Her job was mainly to stand in a queue while being in a hurry. One of those really fun activities in life. As I was walking over, her turn came up and she started the process to collect our tickets. She hands me her luggage, inserts her card, enters a confirmation number and is ready to grab out tickets and leave when her phone rings. Sadly, Yu Kyoung is like many people in today’s world and feels she has to answer her phone when it rings. This means that as she steps away to answer it, I’m stuck with bags in both hands, a backpack, and a queue of impatient people behind me. While I applaud her politeness in stepping away from the crowd to have her conversation, it didn’t do much for our impending deadline of train departure. I manage to shuffle some things around, mutter some angry words in Yu Kyoung’s direction, mutter some apologetic words in the queue’s direction, collect the tickets and push Yu Kyoung in the general direction of our train.
We made the train and I made fun of Yu Kyoung just enough that she knew I wasn’t truly angry but also that she knew it was my kind heart that kept me from exploding!
Before long we were gently rocking back and forth, as one does on British trains, and heading in the general direction of Bath.

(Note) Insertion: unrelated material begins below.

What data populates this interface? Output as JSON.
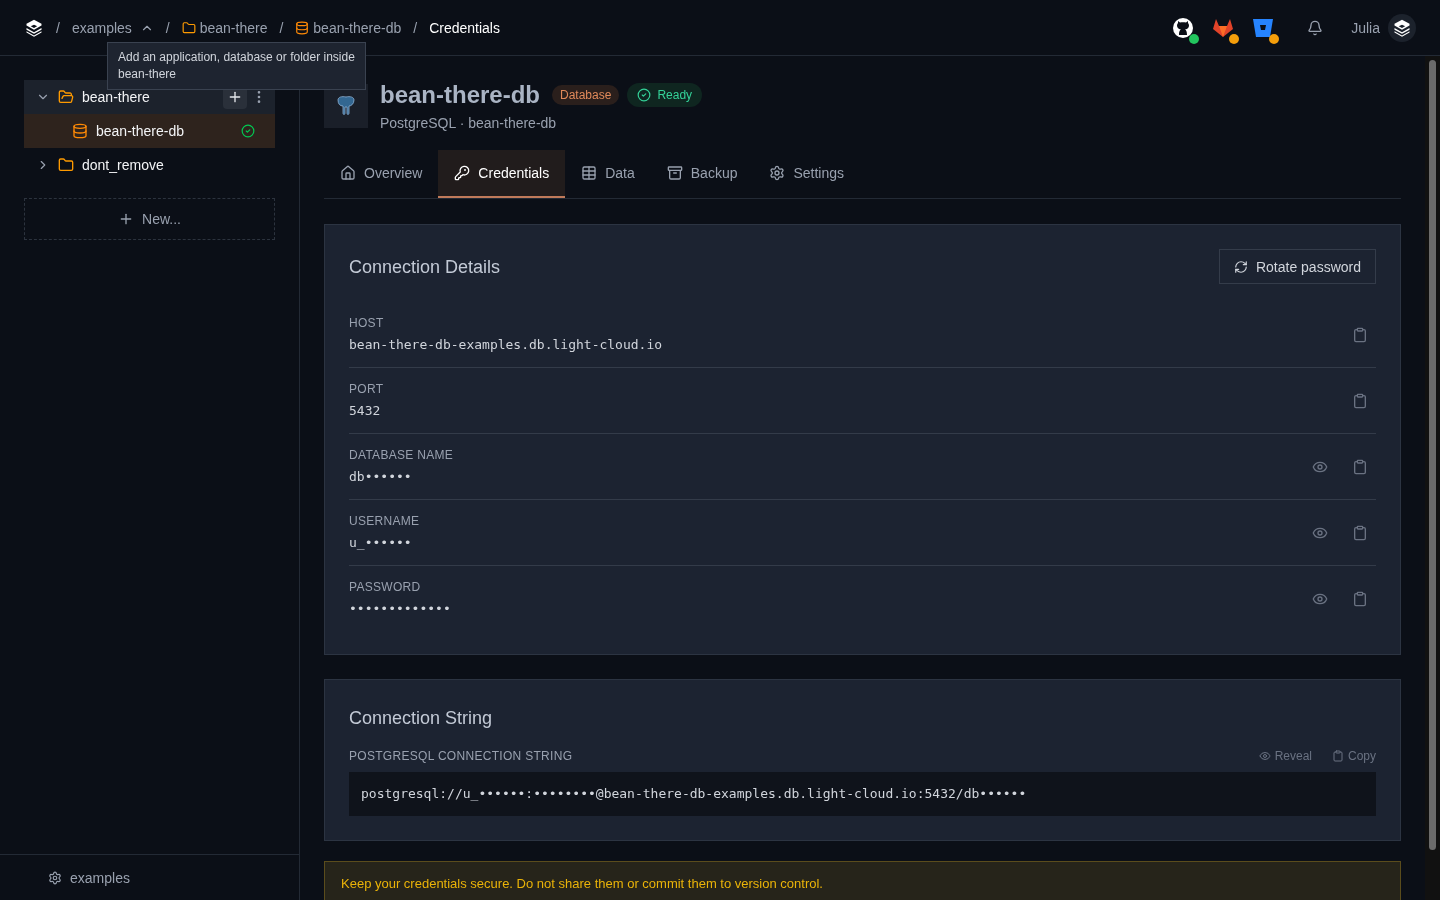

Note: Sorry that there aren’t any photos. The software I use is a bit crap and I’m having some issues publishing at the moment.